Start of INFORMATION GIVEN
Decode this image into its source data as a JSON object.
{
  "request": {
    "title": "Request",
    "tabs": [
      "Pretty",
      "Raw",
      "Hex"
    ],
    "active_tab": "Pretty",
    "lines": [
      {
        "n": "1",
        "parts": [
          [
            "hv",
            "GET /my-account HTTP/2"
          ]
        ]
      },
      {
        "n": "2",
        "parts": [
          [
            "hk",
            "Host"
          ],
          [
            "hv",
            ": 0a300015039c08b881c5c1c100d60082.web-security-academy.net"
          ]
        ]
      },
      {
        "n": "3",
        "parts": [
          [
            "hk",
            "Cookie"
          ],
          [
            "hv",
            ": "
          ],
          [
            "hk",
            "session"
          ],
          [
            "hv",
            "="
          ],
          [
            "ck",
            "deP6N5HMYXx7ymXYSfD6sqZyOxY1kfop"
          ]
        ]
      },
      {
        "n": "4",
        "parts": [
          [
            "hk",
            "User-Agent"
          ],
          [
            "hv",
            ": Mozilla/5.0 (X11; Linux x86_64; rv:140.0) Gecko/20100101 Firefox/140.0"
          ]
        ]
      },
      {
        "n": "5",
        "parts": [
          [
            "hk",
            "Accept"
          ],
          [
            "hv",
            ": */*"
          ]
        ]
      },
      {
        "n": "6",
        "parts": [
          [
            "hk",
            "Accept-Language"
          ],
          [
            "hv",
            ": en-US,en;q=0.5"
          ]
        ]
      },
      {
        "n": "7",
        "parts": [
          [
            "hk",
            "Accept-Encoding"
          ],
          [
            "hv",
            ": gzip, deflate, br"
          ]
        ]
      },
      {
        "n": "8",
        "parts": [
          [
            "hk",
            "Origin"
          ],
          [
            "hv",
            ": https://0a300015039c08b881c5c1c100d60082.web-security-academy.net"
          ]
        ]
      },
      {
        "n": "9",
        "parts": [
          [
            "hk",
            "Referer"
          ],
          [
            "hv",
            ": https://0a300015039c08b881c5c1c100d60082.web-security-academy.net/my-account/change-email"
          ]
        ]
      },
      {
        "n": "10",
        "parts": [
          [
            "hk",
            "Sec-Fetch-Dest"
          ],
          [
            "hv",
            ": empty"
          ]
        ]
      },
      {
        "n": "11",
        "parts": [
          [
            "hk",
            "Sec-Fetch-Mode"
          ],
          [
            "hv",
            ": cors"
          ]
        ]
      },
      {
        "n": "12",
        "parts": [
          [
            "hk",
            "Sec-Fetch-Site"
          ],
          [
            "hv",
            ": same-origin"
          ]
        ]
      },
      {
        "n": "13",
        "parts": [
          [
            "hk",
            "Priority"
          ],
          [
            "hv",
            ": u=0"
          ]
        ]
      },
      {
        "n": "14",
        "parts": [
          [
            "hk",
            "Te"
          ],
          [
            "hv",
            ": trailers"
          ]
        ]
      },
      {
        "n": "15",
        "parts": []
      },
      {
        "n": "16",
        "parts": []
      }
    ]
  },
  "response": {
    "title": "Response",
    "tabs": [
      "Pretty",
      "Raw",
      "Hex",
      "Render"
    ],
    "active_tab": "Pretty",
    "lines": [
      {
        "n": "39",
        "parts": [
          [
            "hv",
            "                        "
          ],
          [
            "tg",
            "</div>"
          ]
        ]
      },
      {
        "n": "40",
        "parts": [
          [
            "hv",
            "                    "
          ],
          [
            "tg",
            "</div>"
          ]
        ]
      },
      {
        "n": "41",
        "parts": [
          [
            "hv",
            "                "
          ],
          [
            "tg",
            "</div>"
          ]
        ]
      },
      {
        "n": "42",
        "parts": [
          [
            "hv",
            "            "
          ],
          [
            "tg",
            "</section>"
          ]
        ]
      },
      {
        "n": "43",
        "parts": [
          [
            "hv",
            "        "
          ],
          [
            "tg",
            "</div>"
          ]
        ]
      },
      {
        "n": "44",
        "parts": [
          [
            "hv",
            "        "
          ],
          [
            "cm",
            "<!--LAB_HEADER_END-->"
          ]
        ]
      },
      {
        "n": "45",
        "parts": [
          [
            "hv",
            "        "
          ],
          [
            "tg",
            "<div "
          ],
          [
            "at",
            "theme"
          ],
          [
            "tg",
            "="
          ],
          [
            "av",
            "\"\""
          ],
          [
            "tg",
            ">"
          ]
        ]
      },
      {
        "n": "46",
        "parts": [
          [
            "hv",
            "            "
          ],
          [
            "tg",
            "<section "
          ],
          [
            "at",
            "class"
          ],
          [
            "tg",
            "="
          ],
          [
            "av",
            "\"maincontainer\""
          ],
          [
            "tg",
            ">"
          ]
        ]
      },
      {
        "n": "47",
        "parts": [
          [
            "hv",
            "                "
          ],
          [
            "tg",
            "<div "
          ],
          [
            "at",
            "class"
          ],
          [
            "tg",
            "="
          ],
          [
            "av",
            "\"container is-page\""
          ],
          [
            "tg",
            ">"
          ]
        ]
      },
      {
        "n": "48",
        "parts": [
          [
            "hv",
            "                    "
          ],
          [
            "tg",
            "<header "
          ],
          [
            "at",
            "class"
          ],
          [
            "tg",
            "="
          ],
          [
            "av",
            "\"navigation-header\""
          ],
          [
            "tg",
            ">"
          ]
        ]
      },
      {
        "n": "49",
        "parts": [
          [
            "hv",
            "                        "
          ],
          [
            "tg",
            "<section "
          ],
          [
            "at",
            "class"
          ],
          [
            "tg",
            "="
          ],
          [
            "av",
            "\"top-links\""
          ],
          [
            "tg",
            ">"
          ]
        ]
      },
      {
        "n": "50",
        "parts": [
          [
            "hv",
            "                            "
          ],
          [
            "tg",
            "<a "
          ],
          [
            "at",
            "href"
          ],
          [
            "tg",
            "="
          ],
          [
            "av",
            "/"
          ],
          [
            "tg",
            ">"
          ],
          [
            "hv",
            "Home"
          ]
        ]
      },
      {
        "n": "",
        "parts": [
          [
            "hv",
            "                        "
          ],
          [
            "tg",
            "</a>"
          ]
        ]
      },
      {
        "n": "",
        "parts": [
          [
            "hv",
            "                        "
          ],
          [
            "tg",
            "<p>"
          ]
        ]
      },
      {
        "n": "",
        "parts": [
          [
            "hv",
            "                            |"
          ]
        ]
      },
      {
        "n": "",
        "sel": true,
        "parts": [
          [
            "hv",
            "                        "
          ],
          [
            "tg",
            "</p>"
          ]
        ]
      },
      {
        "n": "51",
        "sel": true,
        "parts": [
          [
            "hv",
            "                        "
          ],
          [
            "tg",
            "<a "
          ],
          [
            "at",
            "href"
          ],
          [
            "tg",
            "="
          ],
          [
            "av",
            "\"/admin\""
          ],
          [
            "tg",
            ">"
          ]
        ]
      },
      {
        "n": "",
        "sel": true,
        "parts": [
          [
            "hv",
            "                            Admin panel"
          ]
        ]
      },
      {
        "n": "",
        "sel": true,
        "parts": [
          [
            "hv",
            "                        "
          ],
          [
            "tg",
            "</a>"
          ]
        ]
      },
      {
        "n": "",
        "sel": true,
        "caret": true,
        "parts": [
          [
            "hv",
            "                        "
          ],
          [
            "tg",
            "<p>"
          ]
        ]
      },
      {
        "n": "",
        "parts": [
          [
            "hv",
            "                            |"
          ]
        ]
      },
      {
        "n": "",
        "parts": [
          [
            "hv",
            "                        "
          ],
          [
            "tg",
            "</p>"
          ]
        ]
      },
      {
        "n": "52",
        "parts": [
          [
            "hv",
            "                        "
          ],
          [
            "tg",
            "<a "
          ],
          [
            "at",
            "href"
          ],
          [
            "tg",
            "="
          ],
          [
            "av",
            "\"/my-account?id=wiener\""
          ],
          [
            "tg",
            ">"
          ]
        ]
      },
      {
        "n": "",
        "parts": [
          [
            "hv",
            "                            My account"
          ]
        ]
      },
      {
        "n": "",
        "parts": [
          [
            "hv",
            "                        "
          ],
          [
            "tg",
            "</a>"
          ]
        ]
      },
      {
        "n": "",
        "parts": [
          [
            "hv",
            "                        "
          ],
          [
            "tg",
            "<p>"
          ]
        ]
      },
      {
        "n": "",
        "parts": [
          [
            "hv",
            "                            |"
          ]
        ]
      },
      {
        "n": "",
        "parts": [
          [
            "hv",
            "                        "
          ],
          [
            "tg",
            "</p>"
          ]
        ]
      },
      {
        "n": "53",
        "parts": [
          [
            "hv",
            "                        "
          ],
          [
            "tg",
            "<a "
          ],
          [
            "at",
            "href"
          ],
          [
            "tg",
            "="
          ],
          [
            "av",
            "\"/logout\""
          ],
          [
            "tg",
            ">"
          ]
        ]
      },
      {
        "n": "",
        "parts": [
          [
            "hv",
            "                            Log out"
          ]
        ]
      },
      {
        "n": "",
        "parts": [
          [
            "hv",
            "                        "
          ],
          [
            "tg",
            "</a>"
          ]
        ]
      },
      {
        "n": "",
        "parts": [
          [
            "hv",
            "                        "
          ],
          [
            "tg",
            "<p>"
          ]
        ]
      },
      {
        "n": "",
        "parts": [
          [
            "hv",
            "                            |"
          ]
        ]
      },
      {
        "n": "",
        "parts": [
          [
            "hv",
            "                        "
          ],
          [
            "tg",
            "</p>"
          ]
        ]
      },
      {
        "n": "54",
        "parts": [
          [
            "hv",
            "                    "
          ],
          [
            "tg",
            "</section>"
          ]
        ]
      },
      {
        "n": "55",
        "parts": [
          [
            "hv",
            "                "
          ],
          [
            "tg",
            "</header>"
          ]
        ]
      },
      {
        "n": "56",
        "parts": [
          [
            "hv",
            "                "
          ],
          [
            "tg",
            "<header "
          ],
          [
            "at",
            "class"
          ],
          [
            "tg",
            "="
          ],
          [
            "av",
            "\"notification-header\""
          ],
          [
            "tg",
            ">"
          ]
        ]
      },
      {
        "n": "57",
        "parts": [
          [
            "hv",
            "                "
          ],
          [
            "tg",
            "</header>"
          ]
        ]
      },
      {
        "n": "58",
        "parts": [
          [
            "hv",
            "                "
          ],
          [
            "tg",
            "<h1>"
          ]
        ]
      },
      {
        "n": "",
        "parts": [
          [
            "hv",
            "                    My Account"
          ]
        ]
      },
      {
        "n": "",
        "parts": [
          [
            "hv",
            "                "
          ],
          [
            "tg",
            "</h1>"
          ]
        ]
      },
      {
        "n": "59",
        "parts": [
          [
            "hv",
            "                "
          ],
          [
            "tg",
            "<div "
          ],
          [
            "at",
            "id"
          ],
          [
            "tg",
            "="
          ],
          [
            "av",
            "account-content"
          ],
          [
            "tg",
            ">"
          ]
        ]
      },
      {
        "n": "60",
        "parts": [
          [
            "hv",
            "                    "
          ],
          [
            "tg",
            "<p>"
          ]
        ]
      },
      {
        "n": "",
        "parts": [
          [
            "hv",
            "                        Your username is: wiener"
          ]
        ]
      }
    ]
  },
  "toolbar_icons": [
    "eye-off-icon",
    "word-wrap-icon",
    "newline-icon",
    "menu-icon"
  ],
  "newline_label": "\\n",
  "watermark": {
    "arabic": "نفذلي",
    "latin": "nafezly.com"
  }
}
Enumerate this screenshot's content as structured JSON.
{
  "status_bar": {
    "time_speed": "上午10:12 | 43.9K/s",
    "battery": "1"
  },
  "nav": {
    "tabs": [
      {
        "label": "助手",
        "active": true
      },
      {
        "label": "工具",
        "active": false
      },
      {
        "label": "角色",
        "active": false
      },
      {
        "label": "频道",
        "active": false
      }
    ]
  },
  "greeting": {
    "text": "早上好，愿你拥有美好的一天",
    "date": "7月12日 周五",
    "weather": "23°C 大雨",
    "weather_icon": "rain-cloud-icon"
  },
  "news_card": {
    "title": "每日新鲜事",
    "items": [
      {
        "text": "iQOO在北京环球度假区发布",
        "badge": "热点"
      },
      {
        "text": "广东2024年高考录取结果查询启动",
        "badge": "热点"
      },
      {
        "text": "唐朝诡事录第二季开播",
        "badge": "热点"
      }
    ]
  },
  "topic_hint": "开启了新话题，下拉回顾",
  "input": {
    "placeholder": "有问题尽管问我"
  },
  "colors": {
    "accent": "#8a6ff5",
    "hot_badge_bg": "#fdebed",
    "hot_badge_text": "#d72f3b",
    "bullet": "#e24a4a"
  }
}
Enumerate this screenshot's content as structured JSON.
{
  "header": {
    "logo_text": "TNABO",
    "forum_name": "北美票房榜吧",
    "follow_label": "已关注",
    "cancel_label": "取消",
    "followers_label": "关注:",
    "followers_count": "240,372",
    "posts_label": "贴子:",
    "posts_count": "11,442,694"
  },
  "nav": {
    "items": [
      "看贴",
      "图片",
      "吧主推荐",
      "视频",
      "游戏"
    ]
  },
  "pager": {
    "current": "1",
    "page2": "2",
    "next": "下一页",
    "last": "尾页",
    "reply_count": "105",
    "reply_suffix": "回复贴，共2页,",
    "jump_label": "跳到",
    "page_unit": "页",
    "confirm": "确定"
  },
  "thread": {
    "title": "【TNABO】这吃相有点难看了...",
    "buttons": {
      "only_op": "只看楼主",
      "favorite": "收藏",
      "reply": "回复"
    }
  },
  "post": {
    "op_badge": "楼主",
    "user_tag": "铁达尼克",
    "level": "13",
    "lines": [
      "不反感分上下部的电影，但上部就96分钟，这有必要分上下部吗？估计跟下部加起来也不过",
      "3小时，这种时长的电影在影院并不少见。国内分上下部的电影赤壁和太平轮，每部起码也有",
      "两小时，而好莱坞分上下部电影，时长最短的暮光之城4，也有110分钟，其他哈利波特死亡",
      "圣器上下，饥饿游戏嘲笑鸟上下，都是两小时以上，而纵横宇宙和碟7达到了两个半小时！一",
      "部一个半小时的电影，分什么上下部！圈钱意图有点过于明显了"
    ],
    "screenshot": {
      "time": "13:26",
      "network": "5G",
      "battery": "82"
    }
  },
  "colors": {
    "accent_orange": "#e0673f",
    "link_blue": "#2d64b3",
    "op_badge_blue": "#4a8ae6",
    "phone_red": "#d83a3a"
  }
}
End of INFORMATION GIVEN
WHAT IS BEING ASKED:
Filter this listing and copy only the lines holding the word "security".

RESULT OF THE EXERCISE:
            ": 0a300015039c08b881c5c1c100d60082.web-security-academy.net"
            ": https://0a300015039c08b881c5c1c100d60082.web-security-academy.net"
            ": https://0a300015039c08b881c5c1c100d60082.web-security-academy.net/my-account/change-email"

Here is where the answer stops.